This blog was originally posted by GrassRootsMarketing.
Marketing is all about results. At the end of the day, the whole point of marketing is to drive sales, right? If your company isn’t getting sales, then your marketing strategy isn’t working.
Consequently, marketers are taught to focus on ROI, or return on investment. The thinking goes, if you’re spending x amount of dollars on your marketing campaign, and you get y amount of dollars in sales back, then you can calculate your ROI. If you’re looking for the official equation: ROI = [Gain from investment – Cost of investment] / Cost if investment
If you’re a business owner, you’ve probably asked for your team to calculate the ROI of your marketing program. You want to know the effectiveness of your investment. If you’re an employee, chances are you’ve heard your boss say, “How much is this going to cost me? What am I going to get back? What’s the ROI?”
In a simple world, ROI is a fantastic measure. We could just simply calculate the marketing methods that provide us with the highest ROI and invest more money into those tactics. Then, we could cut out the methods that yield the lowest ROI and invest that money elsewhere.
We don’t live in a simple world.
It used to take between 3-5 marketing “touches” to obtain a customer. Example: an individual visits your website (marketing touch #1), he/she receives your quarterly newsletter (marketing touch #2), and then a salesperson would make a follow-up call to close the deal (marketing touch #3).
Studies show that now it typically takes anywhere from 12-25 marketing “touches” to get that customer. In today’s economy, people tend to drag their feet when making a buying decision. It can take months, or even years, for an individual to make a purchasing decision. Your target audience now goes through a journey before making a final choice, and a lot of factors go into the decision making process.
Since so many marketing “touches” influence your audience’s purchasing decision, it’s becoming more difficult to accurately calculate the ROI of your marketing tactics. Sure, you can look at things in terms of your entire marketing budget vs. sales, but it becomes challenging to measure the specific tactics.
I say, death to ROI! Instead, we focus on a new measure: ROO, or return on objective.
For example, let’s say you have a stellar website. One of the main objectives of your website is to generate new leads, and the goal for your small business website is to get 10 qualified leads per month. In August, your website gets you 100 new qualified leads. Therefore, your website had a high ROO for August.
Now, you may counter that with, “What if none of those website leads convert to sales? Isn’t the ROI on my website zero?”
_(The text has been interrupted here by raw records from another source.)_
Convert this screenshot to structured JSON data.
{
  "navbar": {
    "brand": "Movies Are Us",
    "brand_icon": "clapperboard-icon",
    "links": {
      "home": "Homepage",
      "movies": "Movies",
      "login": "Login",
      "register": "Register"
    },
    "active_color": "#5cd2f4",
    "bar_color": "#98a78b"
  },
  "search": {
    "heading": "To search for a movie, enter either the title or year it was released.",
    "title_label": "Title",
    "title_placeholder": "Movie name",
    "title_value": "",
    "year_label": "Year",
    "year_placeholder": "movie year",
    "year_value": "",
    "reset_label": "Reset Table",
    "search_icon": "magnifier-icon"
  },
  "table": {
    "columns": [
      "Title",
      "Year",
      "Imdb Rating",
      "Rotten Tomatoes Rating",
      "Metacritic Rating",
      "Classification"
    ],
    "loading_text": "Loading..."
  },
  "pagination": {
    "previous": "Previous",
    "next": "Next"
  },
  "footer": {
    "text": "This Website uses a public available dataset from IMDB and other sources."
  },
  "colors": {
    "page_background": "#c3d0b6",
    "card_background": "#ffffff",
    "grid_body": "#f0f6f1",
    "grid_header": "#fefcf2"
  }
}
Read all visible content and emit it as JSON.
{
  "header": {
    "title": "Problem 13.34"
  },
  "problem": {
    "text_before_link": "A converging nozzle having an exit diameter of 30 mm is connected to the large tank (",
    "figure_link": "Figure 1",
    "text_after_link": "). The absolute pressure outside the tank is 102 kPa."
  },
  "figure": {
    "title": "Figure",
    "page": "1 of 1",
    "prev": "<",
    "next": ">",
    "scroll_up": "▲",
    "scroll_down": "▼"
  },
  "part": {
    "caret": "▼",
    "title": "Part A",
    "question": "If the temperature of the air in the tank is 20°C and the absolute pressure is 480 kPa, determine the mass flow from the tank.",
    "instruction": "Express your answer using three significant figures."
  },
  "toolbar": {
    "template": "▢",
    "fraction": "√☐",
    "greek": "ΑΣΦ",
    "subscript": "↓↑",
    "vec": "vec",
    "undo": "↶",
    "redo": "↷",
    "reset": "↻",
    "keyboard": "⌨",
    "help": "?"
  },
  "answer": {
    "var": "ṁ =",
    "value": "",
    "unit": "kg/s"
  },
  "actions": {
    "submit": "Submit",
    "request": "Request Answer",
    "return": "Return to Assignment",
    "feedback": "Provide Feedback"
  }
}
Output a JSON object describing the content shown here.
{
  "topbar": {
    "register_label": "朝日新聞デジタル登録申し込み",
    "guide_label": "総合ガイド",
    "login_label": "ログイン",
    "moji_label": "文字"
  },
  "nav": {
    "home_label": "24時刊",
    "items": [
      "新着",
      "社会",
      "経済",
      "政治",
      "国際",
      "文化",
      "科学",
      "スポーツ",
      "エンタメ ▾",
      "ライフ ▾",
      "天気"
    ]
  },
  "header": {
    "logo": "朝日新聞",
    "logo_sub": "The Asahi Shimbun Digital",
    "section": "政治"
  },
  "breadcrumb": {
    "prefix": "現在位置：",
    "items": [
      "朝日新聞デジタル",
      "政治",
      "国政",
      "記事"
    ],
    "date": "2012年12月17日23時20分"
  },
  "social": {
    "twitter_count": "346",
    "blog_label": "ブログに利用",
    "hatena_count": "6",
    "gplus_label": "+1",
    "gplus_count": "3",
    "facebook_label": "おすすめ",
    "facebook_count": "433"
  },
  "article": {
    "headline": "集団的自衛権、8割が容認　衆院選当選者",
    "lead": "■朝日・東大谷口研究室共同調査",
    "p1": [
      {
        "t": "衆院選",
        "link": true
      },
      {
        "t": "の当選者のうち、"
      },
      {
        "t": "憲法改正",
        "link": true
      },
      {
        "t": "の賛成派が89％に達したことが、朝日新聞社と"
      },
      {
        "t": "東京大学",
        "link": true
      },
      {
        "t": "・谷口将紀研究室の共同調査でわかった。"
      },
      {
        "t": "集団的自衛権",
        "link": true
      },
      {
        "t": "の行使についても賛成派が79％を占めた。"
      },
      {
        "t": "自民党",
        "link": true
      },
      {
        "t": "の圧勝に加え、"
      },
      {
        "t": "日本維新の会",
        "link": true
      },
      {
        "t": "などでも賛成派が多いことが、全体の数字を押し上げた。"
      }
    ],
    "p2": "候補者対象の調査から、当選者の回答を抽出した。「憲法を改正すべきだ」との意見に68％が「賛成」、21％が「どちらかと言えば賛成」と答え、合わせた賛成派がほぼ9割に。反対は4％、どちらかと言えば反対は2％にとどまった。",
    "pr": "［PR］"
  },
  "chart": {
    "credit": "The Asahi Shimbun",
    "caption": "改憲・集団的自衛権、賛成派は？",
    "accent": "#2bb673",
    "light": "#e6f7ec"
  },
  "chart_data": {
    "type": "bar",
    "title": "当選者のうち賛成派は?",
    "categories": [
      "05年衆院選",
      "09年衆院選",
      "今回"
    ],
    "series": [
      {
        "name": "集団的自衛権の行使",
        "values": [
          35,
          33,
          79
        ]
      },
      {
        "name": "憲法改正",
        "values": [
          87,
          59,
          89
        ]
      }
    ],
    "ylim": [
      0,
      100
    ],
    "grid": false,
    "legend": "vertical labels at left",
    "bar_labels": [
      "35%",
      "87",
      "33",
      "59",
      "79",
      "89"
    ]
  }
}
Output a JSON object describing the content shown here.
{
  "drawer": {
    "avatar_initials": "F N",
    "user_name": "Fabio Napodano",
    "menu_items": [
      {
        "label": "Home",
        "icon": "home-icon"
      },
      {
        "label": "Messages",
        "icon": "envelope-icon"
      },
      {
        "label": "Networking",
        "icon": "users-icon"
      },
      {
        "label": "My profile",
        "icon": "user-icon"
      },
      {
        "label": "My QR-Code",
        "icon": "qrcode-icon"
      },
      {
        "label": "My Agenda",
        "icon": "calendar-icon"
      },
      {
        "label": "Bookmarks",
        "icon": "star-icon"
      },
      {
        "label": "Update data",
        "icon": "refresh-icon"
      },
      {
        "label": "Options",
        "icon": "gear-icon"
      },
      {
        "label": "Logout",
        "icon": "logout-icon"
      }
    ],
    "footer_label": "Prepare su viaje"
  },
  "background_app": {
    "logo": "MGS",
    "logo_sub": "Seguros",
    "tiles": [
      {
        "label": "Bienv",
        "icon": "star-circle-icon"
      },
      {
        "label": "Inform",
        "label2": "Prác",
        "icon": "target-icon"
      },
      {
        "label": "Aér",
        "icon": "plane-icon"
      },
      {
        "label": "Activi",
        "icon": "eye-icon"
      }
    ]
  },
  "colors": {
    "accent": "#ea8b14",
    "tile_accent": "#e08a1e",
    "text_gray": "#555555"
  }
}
Fair point. However, I would argue that you have to look at things more holistically. Does your marketing program include any follow-up for those website leads. What happens after someone fills out a form on your website? Does your salesperson give them a ring? Are they included in a newsletter or e-mail campaign providing them with more information? Or does the buck just stop there?
You can’t blame your website if there’s no follow-up process! Or, let’s look at this alternative. Your salesperson sends a proposal out to a lead from your website. In a rush, the salesperson includes seven typos in the proposal and miscalculates your fees. The lead declines your business as a result. Again, is this your website’s fault? Nope!
Is death to ROI a dramatized statement to make? Absolutely. Analytics and measurement are critical to any marketing program. However, by looking at things from an ROO perspective, you’re forced to take a closer look at the effectiveness of all your marketing methods and how well your tactics work with one another.